* DIRECTIONS
Pull every line with the word "zewnętrzna" out of the entries below.
[[ RECORDED INFORMATION, beginning ]]
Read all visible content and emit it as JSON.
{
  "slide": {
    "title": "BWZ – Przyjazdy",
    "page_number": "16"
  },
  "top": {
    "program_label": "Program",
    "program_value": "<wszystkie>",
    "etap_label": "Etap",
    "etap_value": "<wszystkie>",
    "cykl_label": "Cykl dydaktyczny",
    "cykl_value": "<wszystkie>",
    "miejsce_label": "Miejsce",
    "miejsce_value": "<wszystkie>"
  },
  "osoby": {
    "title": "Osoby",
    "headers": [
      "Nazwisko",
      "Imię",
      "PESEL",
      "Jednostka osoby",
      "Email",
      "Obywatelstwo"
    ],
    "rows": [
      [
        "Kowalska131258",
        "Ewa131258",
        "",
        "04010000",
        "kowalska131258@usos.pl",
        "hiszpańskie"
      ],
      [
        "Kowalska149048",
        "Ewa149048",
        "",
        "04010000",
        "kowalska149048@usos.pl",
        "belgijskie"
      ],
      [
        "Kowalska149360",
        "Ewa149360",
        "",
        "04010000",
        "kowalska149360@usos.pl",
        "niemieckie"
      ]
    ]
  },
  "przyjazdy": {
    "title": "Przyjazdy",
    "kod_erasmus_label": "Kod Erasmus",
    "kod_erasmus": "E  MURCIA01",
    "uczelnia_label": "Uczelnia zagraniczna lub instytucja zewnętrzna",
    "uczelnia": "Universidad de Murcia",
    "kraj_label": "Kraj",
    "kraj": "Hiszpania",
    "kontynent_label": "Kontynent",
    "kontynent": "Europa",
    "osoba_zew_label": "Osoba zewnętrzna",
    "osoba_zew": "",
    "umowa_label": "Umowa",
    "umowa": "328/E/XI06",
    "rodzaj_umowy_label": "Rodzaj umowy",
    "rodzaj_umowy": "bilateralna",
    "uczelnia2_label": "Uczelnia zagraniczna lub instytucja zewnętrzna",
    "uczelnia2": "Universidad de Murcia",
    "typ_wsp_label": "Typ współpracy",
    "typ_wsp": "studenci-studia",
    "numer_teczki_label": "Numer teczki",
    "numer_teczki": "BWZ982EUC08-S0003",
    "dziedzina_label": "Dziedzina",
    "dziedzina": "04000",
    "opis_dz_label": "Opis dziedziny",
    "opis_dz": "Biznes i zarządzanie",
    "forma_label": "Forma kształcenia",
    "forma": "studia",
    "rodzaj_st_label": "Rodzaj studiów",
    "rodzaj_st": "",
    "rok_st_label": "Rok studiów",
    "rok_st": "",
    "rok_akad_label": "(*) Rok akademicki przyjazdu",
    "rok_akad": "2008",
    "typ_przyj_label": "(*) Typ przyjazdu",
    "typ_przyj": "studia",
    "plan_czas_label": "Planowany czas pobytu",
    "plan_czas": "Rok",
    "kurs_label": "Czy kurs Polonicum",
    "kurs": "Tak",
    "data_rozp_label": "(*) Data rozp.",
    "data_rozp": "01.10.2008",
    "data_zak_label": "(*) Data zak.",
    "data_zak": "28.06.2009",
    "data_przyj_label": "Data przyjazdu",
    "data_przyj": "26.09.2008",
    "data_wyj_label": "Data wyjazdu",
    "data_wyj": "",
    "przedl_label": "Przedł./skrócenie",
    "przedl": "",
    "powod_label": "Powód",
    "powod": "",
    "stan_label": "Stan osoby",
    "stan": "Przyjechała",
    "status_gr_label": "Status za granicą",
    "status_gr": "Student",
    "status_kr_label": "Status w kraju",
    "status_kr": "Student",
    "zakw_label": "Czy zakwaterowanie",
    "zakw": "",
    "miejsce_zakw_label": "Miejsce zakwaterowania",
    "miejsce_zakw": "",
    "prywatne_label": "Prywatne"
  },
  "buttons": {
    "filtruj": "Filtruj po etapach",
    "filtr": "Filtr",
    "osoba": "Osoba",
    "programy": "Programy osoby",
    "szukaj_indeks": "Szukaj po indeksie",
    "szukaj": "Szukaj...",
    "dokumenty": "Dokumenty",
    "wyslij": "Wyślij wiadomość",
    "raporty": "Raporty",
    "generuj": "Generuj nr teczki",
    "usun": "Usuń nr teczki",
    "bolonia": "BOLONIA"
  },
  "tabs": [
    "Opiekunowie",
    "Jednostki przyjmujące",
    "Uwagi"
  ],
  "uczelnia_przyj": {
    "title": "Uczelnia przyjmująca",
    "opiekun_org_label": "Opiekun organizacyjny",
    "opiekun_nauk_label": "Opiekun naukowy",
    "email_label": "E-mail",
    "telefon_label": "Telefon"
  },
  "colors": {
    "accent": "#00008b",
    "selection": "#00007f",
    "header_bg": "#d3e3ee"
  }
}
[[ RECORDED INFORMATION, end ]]
* RESPONSE TO THE TASK
    "uczelnia_label": "Uczelnia zagraniczna lub instytucja zewnętrzna",
    "osoba_zew_label": "Osoba zewnętrzna",
    "uczelnia2_label": "Uczelnia zagraniczna lub instytucja zewnętrzna",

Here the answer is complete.